Searching for WW2 aircraft off Florida’s Atlantic coast, scuba divers Michael Barnette and Jimmy Gadomski had not been expecting to find the remains of a spacecraft – but that was their strange experience earlier this year.
After viewing the divers’ video footage, NASA officials later confirmed that what they had come across had formed part of the tragic Challenger Space Shuttle on which seven astronauts died in 1986.
The 6m-long section covered in small square tiles was found partially buried in sand in early March. The discovery has been announced only now because it coincides with the release of a History Channel TV documentary in North America on 22 November.
The Florida divers were part of a team carrying out preliminary dives at possible plane-wreck sites flagged up by fishermen off the Florida coast, looking in particular for a PBM Martin Mariner rescue plane that had disappeared in 1945.
Barnette, founder of the Association of Underwater Explorers and a NOAA marine biologist, is credited with identifying more than 30 wreck-sites. Advanced trimix instructor Gadomski owns Florida Technical Diving in Fort Lauderdale.
After a second dive at the site, the documentary team shared their findings initially with retired astronaut Bruce Melnick, who advised them to approach NASA. The space agency confirmed in August that the artefact was part of Challenger.
However, in 1986 a major malfunction occurred only 73 seconds after lift-off from Florida’s Kennedy Space Centre on what would have been NASA’s 25th Space Shuttle mission, STS-51L. Ice had formed overnight on the shuttle, but the concerns of some staff had been brushed aside as the craft was cleared for launch.
An agency investigation later showed that unexpectedly cold temperatures had affected the integrity of O-ring seals in the solid rocket booster segment joints.

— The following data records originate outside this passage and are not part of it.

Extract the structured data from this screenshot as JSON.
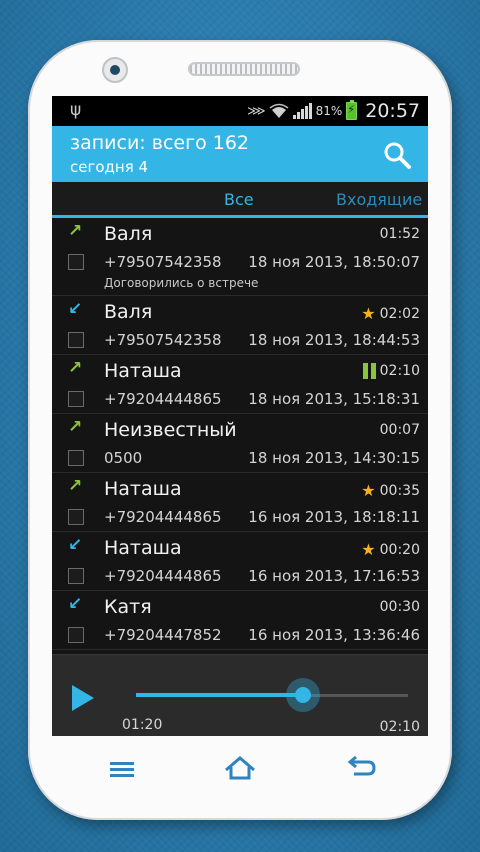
{
  "status": {
    "battery": "81%",
    "time": "20:57"
  },
  "header": {
    "title": "записи: всего 162",
    "subtitle": "сегодня 4"
  },
  "tabs": {
    "all": "Все",
    "incoming": "Входящие"
  },
  "records": [
    {
      "dir": "out",
      "name": "Валя",
      "duration": "01:52",
      "badge": "none",
      "phone": "+79507542358",
      "date": "18 ноя 2013, 18:50:07",
      "note": "Договорились о встрече"
    },
    {
      "dir": "in",
      "name": "Валя",
      "duration": "02:02",
      "badge": "star",
      "phone": "+79507542358",
      "date": "18 ноя 2013, 18:44:53",
      "note": ""
    },
    {
      "dir": "out",
      "name": "Наташа",
      "duration": "02:10",
      "badge": "pause",
      "phone": "+79204444865",
      "date": "18 ноя 2013, 15:18:31",
      "note": ""
    },
    {
      "dir": "out",
      "name": "Неизвестный",
      "duration": "00:07",
      "badge": "none",
      "phone": "0500",
      "date": "18 ноя 2013, 14:30:15",
      "note": ""
    },
    {
      "dir": "out",
      "name": "Наташа",
      "duration": "00:35",
      "badge": "star",
      "phone": "+79204444865",
      "date": "16 ноя 2013, 18:18:11",
      "note": ""
    },
    {
      "dir": "in",
      "name": "Наташа",
      "duration": "00:20",
      "badge": "star",
      "phone": "+79204444865",
      "date": "16 ноя 2013, 17:16:53",
      "note": ""
    },
    {
      "dir": "in",
      "name": "Катя",
      "duration": "00:30",
      "badge": "none",
      "phone": "+79204447852",
      "date": "16 ноя 2013, 13:36:46",
      "note": ""
    }
  ],
  "player": {
    "current": "01:20",
    "total": "02:10",
    "progress": 0.615
  },
  "colors": {
    "accent": "#33b5e5",
    "outgoing": "#8bc540",
    "star": "#f5b21b"
  }
}
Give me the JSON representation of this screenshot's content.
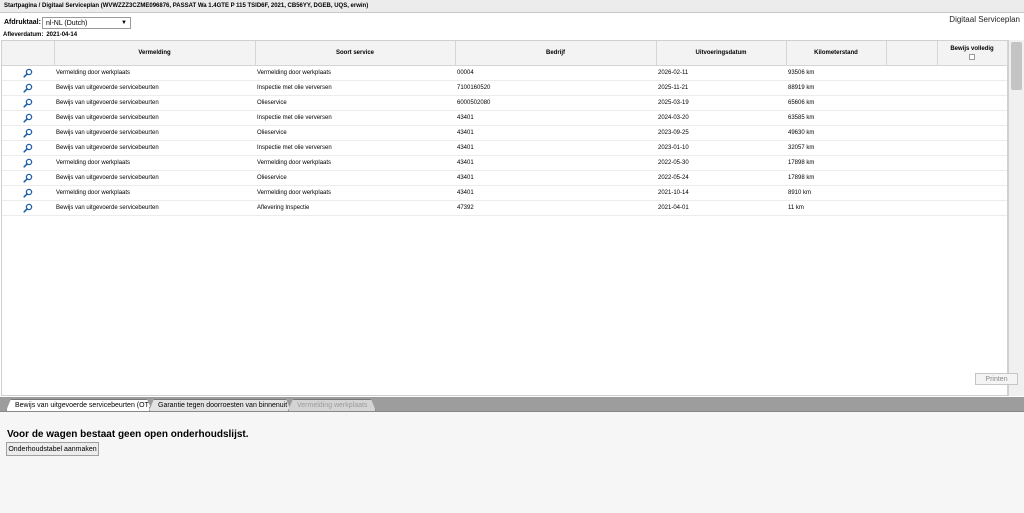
{
  "breadcrumb": "Startpagina / Digitaal Serviceplan (WVWZZZ3CZME096876, PASSAT Wa 1.4GTE P 115 TSID6F, 2021, CB56YY, DGEB, UQS, erwin)",
  "print_language": {
    "label": "Afdruktaal:",
    "selected": "nl-NL (Dutch)"
  },
  "app_title": "Digitaal Serviceplan",
  "delivery": {
    "label": "Afleverdatum:",
    "value": "2021-04-14"
  },
  "table": {
    "columns": [
      "Vermelding",
      "Soort service",
      "Bedrijf",
      "Uitvoeringsdatum",
      "Kilometerstand",
      "Bewijs volledig"
    ],
    "rows": [
      {
        "vermelding": "Vermelding door werkplaats",
        "soort": "Vermelding door werkplaats",
        "bedrijf": "00004",
        "datum": "2026-02-11",
        "km": "93506 km"
      },
      {
        "vermelding": "Bewijs van uitgevoerde servicebeurten",
        "soort": "Inspectie met olie verversen",
        "bedrijf": "7100160520",
        "datum": "2025-11-21",
        "km": "88919 km"
      },
      {
        "vermelding": "Bewijs van uitgevoerde servicebeurten",
        "soort": "Olieservice",
        "bedrijf": "6000502080",
        "datum": "2025-03-19",
        "km": "65606 km"
      },
      {
        "vermelding": "Bewijs van uitgevoerde servicebeurten",
        "soort": "Inspectie met olie verversen",
        "bedrijf": "43401",
        "datum": "2024-03-20",
        "km": "63585 km"
      },
      {
        "vermelding": "Bewijs van uitgevoerde servicebeurten",
        "soort": "Olieservice",
        "bedrijf": "43401",
        "datum": "2023-09-25",
        "km": "49630 km"
      },
      {
        "vermelding": "Bewijs van uitgevoerde servicebeurten",
        "soort": "Inspectie met olie verversen",
        "bedrijf": "43401",
        "datum": "2023-01-10",
        "km": "32057 km"
      },
      {
        "vermelding": "Vermelding door werkplaats",
        "soort": "Vermelding door werkplaats",
        "bedrijf": "43401",
        "datum": "2022-05-30",
        "km": "17898 km"
      },
      {
        "vermelding": "Bewijs van uitgevoerde servicebeurten",
        "soort": "Olieservice",
        "bedrijf": "43401",
        "datum": "2022-05-24",
        "km": "17898 km"
      },
      {
        "vermelding": "Vermelding door werkplaats",
        "soort": "Vermelding door werkplaats",
        "bedrijf": "43401",
        "datum": "2021-10-14",
        "km": "8910 km"
      },
      {
        "vermelding": "Bewijs van uitgevoerde servicebeurten",
        "soort": "Aflevering Inspectie",
        "bedrijf": "47392",
        "datum": "2021-04-01",
        "km": "11 km"
      }
    ]
  },
  "print_button": "Printen",
  "tabs": [
    {
      "label": "Bewijs van uitgevoerde servicebeurten (OT)",
      "state": "active"
    },
    {
      "label": "Garantie tegen doorroesten van binnenuit",
      "state": "normal"
    },
    {
      "label": "Vermelding werkplaats",
      "state": "disabled"
    }
  ],
  "panel": {
    "message": "Voor de wagen bestaat geen open onderhoudslijst.",
    "create_button": "Onderhoudstabel aanmaken"
  },
  "icons": {
    "row_action": "magnifier-icon",
    "dropdown": "chevron-down-icon"
  },
  "colors": {
    "icon_blue": "#1f5fa8",
    "tab_strip": "#9d9d9d"
  }
}
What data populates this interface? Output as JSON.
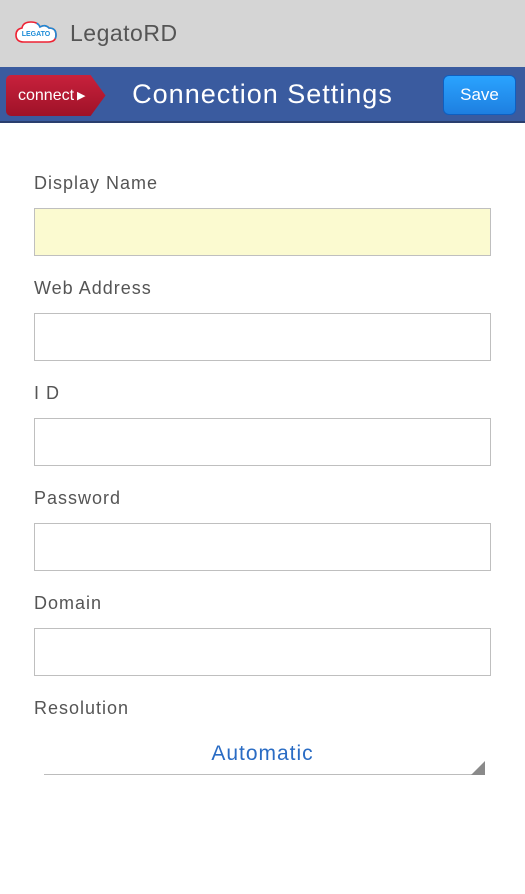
{
  "app": {
    "title": "LegatoRD",
    "logo_text": "LEGATO"
  },
  "header": {
    "connect_label": "connect",
    "title": "Connection Settings",
    "save_label": "Save"
  },
  "form": {
    "display_name": {
      "label": "Display Name",
      "value": ""
    },
    "web_address": {
      "label": "Web Address",
      "value": ""
    },
    "id": {
      "label": "I D",
      "value": ""
    },
    "password": {
      "label": "Password",
      "value": ""
    },
    "domain": {
      "label": "Domain",
      "value": ""
    },
    "resolution": {
      "label": "Resolution",
      "value": "Automatic"
    }
  },
  "colors": {
    "header": "#3a5b9f",
    "connect": "#b41a31",
    "save": "#1f8af0",
    "link": "#2a6cc4"
  }
}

Francis Scobee commanded what would be the final Challenger mission, with pilot Michael Smith , mission specialists Ronald McNair, Ellison Onizuka and Judith Resnick, payload specialist Gregory Jarvis and the first civilian ever to head into space, teacher Christa McAuliffe.
“While it has been nearly 37 years since seven daring and brave explorers lost their lives aboard Challenger, this tragedy will forever be seared in the collective memory of our country,” said NASA administrator Bill Nelson. “For millions around the globe, myself included, 28 January, 1986, still feels like yesterday.
“This discovery gives us an opportunity to pause once again, to uplift the legacies of the seven pioneers we lost, and to reflect on how this tragedy changed us. At NASA, the core value of safety is – and must forever remain – our top priority, especially as our missions explore more of the cosmos than ever before.”
The Challenger disaster, and later that of the Columbus Space Shuttle, was credited with bringing about a new safety-first culture at NASA.
“It’s ironic that we study Normalisation of Deviance in technical dive training, and the Challenger disaster was where the term was first used,” commented one diver on Gadomski’s Facebook page. The term refers to the process whereby deviance from correct behaviour can become normalised in a corporate or government culture.
Barnette commented that the divers’ “touching history” experience had been so unexpected because they had assumed that all Challenger wreckage had been recovered by NASA during its accident investigation.
Although the History Channel six-part documentary that includes the discovery is entitled The Bermuda Triangle: Into Cursed Waters, the Challenger wreckage was found north-west of that area.
NASA is considering what action if any to take regarding the artefact, which is legally US government property. It has also taken the opportunity to ask any other scuba divers who believe they might have come across – or picked up – Space Shuttle wreckage to contact it at email@example.com